Required work
Every entry below should be written out exactly, and no image should appear.

[Entries from a dataset of interfaces]
▼

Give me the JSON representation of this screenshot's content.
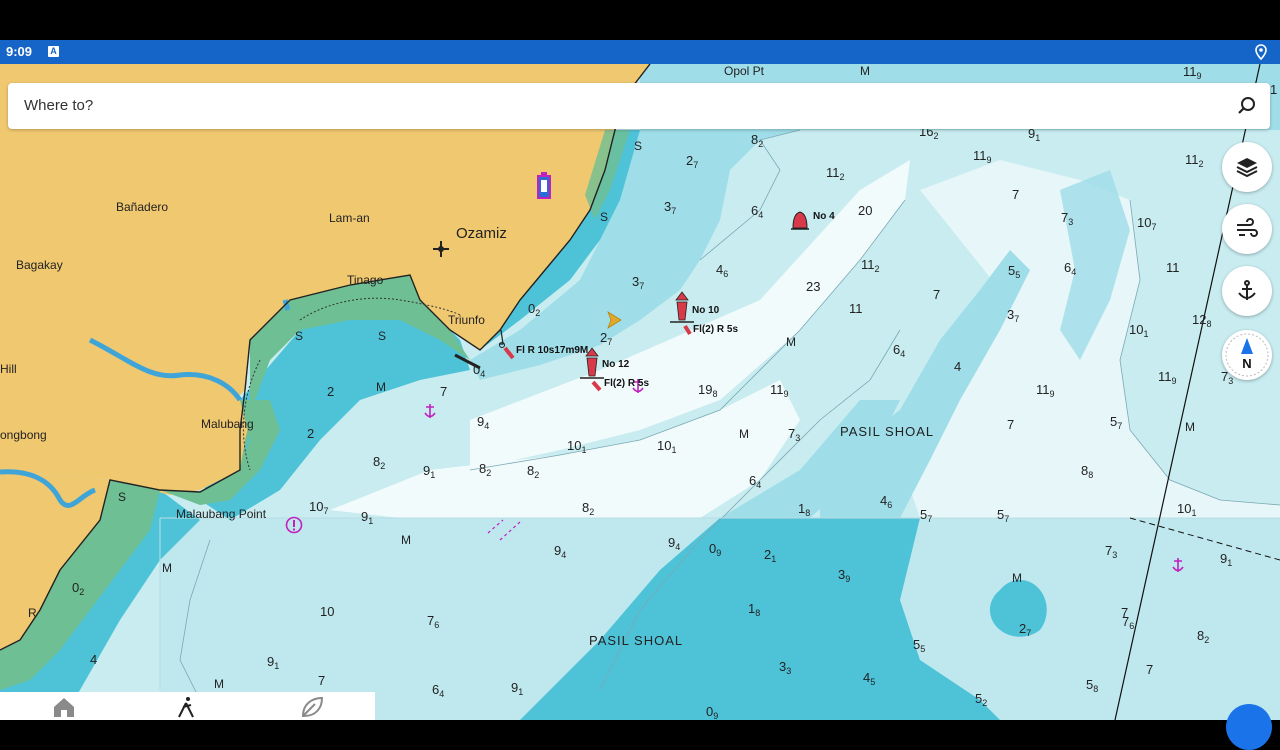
{
  "status_bar": {
    "time": "9:09",
    "notification_glyph": "A",
    "location_icon": "location-pin-icon"
  },
  "search": {
    "placeholder": "Where to?",
    "icon": "search-icon"
  },
  "map_controls": [
    {
      "name": "layers-button",
      "icon": "layers-icon"
    },
    {
      "name": "wind-button",
      "icon": "wind-icon"
    },
    {
      "name": "anchor-button",
      "icon": "anchor-icon"
    },
    {
      "name": "compass-button",
      "icon": "compass-icon",
      "label": "N"
    }
  ],
  "bottom_nav": [
    {
      "name": "home-tab",
      "icon": "home-icon"
    },
    {
      "name": "navigate-tab",
      "icon": "walk-icon"
    },
    {
      "name": "explore-tab",
      "icon": "leaf-icon"
    }
  ],
  "map_labels": {
    "places": [
      "Opol Pt",
      "Bañadero",
      "Lam-an",
      "Ozamiz",
      "Bagakay",
      "Tinago",
      "Triunfo",
      "Hill",
      "Malubang",
      "ongbong",
      "Malaubang Point"
    ],
    "shoals": [
      "PASIL SHOAL",
      "PASIL SHOAL"
    ],
    "buoys": [
      "No 4",
      "No 10",
      "Fl(2) R 5s",
      "No 12",
      "Fl(2) R 5s",
      "Fl R 10s17m9M"
    ],
    "seabed": [
      "S",
      "S",
      "S",
      "S",
      "S",
      "M",
      "M",
      "M",
      "M",
      "M",
      "M",
      "M",
      "M",
      "M",
      "R"
    ]
  },
  "soundings": [
    [
      "11",
      "9"
    ],
    [
      "1",
      ""
    ],
    [
      "16",
      "2"
    ],
    [
      "9",
      "1"
    ],
    [
      "11",
      "9"
    ],
    [
      "11",
      "2"
    ],
    [
      "8",
      "2"
    ],
    [
      "2",
      "7"
    ],
    [
      "3",
      "7"
    ],
    [
      "6",
      "4"
    ],
    [
      "11",
      "2"
    ],
    [
      "20",
      ""
    ],
    [
      "7",
      ""
    ],
    [
      "7",
      "3"
    ],
    [
      "10",
      "7"
    ],
    [
      "11",
      ""
    ],
    [
      "4",
      "6"
    ],
    [
      "3",
      "7"
    ],
    [
      "11",
      "2"
    ],
    [
      "5",
      "5"
    ],
    [
      "6",
      "4"
    ],
    [
      "23",
      ""
    ],
    [
      "0",
      "2"
    ],
    [
      "11",
      ""
    ],
    [
      "7",
      ""
    ],
    [
      "12",
      "8"
    ],
    [
      "10",
      "1"
    ],
    [
      "3",
      "7"
    ],
    [
      "2",
      "7"
    ],
    [
      "6",
      "4"
    ],
    [
      "4",
      ""
    ],
    [
      "11",
      "9"
    ],
    [
      "11",
      "9"
    ],
    [
      "7",
      "3"
    ],
    [
      "19",
      "8"
    ],
    [
      "11",
      "9"
    ],
    [
      "0",
      "4"
    ],
    [
      "2",
      ""
    ],
    [
      "7",
      ""
    ],
    [
      "9",
      "4"
    ],
    [
      "2",
      ""
    ],
    [
      "7",
      "3"
    ],
    [
      "7",
      ""
    ],
    [
      "5",
      "7"
    ],
    [
      "10",
      "1"
    ],
    [
      "10",
      "1"
    ],
    [
      "8",
      "2"
    ],
    [
      "9",
      "1"
    ],
    [
      "8",
      "2"
    ],
    [
      "8",
      "2"
    ],
    [
      "8",
      "8"
    ],
    [
      "6",
      "4"
    ],
    [
      "4",
      "6"
    ],
    [
      "10",
      "7"
    ],
    [
      "9",
      "1"
    ],
    [
      "1",
      "8"
    ],
    [
      "5",
      "7"
    ],
    [
      "5",
      "7"
    ],
    [
      "10",
      "1"
    ],
    [
      "8",
      "2"
    ],
    [
      "9",
      "4"
    ],
    [
      "9",
      "4"
    ],
    [
      "0",
      "9"
    ],
    [
      "2",
      "1"
    ],
    [
      "7",
      "3"
    ],
    [
      "9",
      "1"
    ],
    [
      "3",
      "9"
    ],
    [
      "0",
      "2"
    ],
    [
      "7",
      ""
    ],
    [
      "10",
      ""
    ],
    [
      "7",
      "6"
    ],
    [
      "1",
      "8"
    ],
    [
      "2",
      "7"
    ],
    [
      "7",
      "6"
    ],
    [
      "8",
      "2"
    ],
    [
      "4",
      ""
    ],
    [
      "5",
      "5"
    ],
    [
      "9",
      "1"
    ],
    [
      "7",
      ""
    ],
    [
      "3",
      "3"
    ],
    [
      "4",
      "5"
    ],
    [
      "7",
      ""
    ],
    [
      "6",
      "4"
    ],
    [
      "9",
      "1"
    ],
    [
      "5",
      "8"
    ],
    [
      "5",
      "2"
    ],
    [
      "0",
      "9"
    ]
  ],
  "colors": {
    "land": "#f0c870",
    "intertidal": "#6fbf94",
    "shallow": "#4ec3d8",
    "medium": "#9fdde8",
    "deep": "#c8ecf0",
    "deepest": "#f2fbfc",
    "status_bar": "#1565c8",
    "buoy_red": "#d93a4a",
    "anchorage": "#c21fbf"
  }
}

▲

Task solution
Give me the JSON representation of this screenshot's content.
{
  "status_bar": {
    "time": "9:09",
    "notification_glyph": "A",
    "location_icon": "location-pin-icon"
  },
  "search": {
    "placeholder": "Where to?",
    "icon": "search-icon"
  },
  "map_controls": [
    {
      "name": "layers-button",
      "icon": "layers-icon"
    },
    {
      "name": "wind-button",
      "icon": "wind-icon"
    },
    {
      "name": "anchor-button",
      "icon": "anchor-icon"
    },
    {
      "name": "compass-button",
      "icon": "compass-icon",
      "label": "N"
    }
  ],
  "bottom_nav": [
    {
      "name": "home-tab",
      "icon": "home-icon"
    },
    {
      "name": "navigate-tab",
      "icon": "walk-icon"
    },
    {
      "name": "explore-tab",
      "icon": "leaf-icon"
    }
  ],
  "map_labels": {
    "places": [
      "Opol Pt",
      "Bañadero",
      "Lam-an",
      "Ozamiz",
      "Bagakay",
      "Tinago",
      "Triunfo",
      "Hill",
      "Malubang",
      "ongbong",
      "Malaubang Point"
    ],
    "shoals": [
      "PASIL SHOAL",
      "PASIL SHOAL"
    ],
    "buoys": [
      "No 4",
      "No 10",
      "Fl(2) R 5s",
      "No 12",
      "Fl(2) R 5s",
      "Fl R 10s17m9M"
    ],
    "seabed": [
      "S",
      "S",
      "S",
      "S",
      "S",
      "M",
      "M",
      "M",
      "M",
      "M",
      "M",
      "M",
      "M",
      "M",
      "R"
    ]
  },
  "soundings": [
    [
      "11",
      "9"
    ],
    [
      "1",
      ""
    ],
    [
      "16",
      "2"
    ],
    [
      "9",
      "1"
    ],
    [
      "11",
      "9"
    ],
    [
      "11",
      "2"
    ],
    [
      "8",
      "2"
    ],
    [
      "2",
      "7"
    ],
    [
      "3",
      "7"
    ],
    [
      "6",
      "4"
    ],
    [
      "11",
      "2"
    ],
    [
      "20",
      ""
    ],
    [
      "7",
      ""
    ],
    [
      "7",
      "3"
    ],
    [
      "10",
      "7"
    ],
    [
      "11",
      ""
    ],
    [
      "4",
      "6"
    ],
    [
      "3",
      "7"
    ],
    [
      "11",
      "2"
    ],
    [
      "5",
      "5"
    ],
    [
      "6",
      "4"
    ],
    [
      "23",
      ""
    ],
    [
      "0",
      "2"
    ],
    [
      "11",
      ""
    ],
    [
      "7",
      ""
    ],
    [
      "12",
      "8"
    ],
    [
      "10",
      "1"
    ],
    [
      "3",
      "7"
    ],
    [
      "2",
      "7"
    ],
    [
      "6",
      "4"
    ],
    [
      "4",
      ""
    ],
    [
      "11",
      "9"
    ],
    [
      "11",
      "9"
    ],
    [
      "7",
      "3"
    ],
    [
      "19",
      "8"
    ],
    [
      "11",
      "9"
    ],
    [
      "0",
      "4"
    ],
    [
      "2",
      ""
    ],
    [
      "7",
      ""
    ],
    [
      "9",
      "4"
    ],
    [
      "2",
      ""
    ],
    [
      "7",
      "3"
    ],
    [
      "7",
      ""
    ],
    [
      "5",
      "7"
    ],
    [
      "10",
      "1"
    ],
    [
      "10",
      "1"
    ],
    [
      "8",
      "2"
    ],
    [
      "9",
      "1"
    ],
    [
      "8",
      "2"
    ],
    [
      "8",
      "2"
    ],
    [
      "8",
      "8"
    ],
    [
      "6",
      "4"
    ],
    [
      "4",
      "6"
    ],
    [
      "10",
      "7"
    ],
    [
      "9",
      "1"
    ],
    [
      "1",
      "8"
    ],
    [
      "5",
      "7"
    ],
    [
      "5",
      "7"
    ],
    [
      "10",
      "1"
    ],
    [
      "8",
      "2"
    ],
    [
      "9",
      "4"
    ],
    [
      "9",
      "4"
    ],
    [
      "0",
      "9"
    ],
    [
      "2",
      "1"
    ],
    [
      "7",
      "3"
    ],
    [
      "9",
      "1"
    ],
    [
      "3",
      "9"
    ],
    [
      "0",
      "2"
    ],
    [
      "7",
      ""
    ],
    [
      "10",
      ""
    ],
    [
      "7",
      "6"
    ],
    [
      "1",
      "8"
    ],
    [
      "2",
      "7"
    ],
    [
      "7",
      "6"
    ],
    [
      "8",
      "2"
    ],
    [
      "4",
      ""
    ],
    [
      "5",
      "5"
    ],
    [
      "9",
      "1"
    ],
    [
      "7",
      ""
    ],
    [
      "3",
      "3"
    ],
    [
      "4",
      "5"
    ],
    [
      "7",
      ""
    ],
    [
      "6",
      "4"
    ],
    [
      "9",
      "1"
    ],
    [
      "5",
      "8"
    ],
    [
      "5",
      "2"
    ],
    [
      "0",
      "9"
    ]
  ],
  "colors": {
    "land": "#f0c870",
    "intertidal": "#6fbf94",
    "shallow": "#4ec3d8",
    "medium": "#9fdde8",
    "deep": "#c8ecf0",
    "deepest": "#f2fbfc",
    "status_bar": "#1565c8",
    "buoy_red": "#d93a4a",
    "anchorage": "#c21fbf"
  }
}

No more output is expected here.